» ABOUT THIS EXERCISE:
Report every line of the listing below in which the string "title" appears.

» RECORD EXTRACTS:
___
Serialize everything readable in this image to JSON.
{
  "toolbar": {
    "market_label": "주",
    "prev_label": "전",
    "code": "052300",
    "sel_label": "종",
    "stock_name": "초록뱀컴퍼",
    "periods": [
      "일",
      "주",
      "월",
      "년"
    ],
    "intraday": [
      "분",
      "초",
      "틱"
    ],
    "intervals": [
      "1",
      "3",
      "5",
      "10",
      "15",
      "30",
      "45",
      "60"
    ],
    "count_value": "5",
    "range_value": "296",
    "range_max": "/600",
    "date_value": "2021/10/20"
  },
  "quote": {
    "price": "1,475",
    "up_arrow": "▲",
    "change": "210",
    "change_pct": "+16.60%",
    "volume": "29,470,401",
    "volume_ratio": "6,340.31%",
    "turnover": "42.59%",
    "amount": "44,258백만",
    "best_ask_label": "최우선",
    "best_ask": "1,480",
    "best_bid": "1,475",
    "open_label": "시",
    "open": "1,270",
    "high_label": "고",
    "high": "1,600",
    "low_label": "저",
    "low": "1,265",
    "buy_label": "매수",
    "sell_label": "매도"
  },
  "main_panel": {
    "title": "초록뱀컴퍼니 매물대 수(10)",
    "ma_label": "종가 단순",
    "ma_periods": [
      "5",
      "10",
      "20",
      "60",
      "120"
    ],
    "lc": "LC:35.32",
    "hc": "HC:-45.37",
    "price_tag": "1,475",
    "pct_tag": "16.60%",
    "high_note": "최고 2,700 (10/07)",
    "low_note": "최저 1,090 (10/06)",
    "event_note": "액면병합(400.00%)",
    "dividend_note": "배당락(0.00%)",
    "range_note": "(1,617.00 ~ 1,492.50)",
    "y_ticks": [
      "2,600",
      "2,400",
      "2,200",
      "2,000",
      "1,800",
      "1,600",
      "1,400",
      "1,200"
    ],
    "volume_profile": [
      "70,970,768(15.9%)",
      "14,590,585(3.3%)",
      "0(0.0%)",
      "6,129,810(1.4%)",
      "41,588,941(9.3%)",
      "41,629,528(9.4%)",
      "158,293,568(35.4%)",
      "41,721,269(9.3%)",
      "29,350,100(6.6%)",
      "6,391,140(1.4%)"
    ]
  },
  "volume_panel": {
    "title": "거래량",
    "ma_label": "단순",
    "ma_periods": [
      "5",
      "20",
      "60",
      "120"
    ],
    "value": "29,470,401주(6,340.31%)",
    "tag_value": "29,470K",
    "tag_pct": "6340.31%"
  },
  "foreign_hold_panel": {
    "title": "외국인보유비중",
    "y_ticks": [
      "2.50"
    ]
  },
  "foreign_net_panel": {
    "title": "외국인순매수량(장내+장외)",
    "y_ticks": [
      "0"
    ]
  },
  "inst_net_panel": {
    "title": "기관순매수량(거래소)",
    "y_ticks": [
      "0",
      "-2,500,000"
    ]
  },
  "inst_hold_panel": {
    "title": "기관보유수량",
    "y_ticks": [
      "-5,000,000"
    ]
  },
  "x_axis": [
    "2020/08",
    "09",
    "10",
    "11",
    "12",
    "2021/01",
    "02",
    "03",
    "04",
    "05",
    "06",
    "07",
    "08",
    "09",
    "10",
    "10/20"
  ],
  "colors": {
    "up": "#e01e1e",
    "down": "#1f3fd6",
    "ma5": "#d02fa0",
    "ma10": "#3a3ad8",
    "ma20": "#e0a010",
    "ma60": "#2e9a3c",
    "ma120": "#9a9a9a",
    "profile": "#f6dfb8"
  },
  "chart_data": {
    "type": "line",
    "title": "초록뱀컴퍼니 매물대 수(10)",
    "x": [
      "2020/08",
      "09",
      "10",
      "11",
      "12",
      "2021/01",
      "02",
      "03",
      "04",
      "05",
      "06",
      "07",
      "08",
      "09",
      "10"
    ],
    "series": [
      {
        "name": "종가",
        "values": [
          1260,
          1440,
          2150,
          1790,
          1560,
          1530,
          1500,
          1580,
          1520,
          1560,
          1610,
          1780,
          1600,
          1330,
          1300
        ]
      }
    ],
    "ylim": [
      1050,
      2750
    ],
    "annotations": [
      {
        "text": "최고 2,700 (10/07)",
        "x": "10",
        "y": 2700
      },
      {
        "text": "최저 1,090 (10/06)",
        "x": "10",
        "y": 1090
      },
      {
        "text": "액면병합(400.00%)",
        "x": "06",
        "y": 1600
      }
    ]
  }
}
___
» SOLUTION BELOW:
    "title": "초록뱀컴퍼니 매물대 수(10)",
    "title": "거래량",
    "title": "외국인보유비중",
    "title": "외국인순매수량(장내+장외)",
    "title": "기관순매수량(거래소)",
    "title": "기관보유수량",
    "title": "초록뱀컴퍼니 매물대 수(10)",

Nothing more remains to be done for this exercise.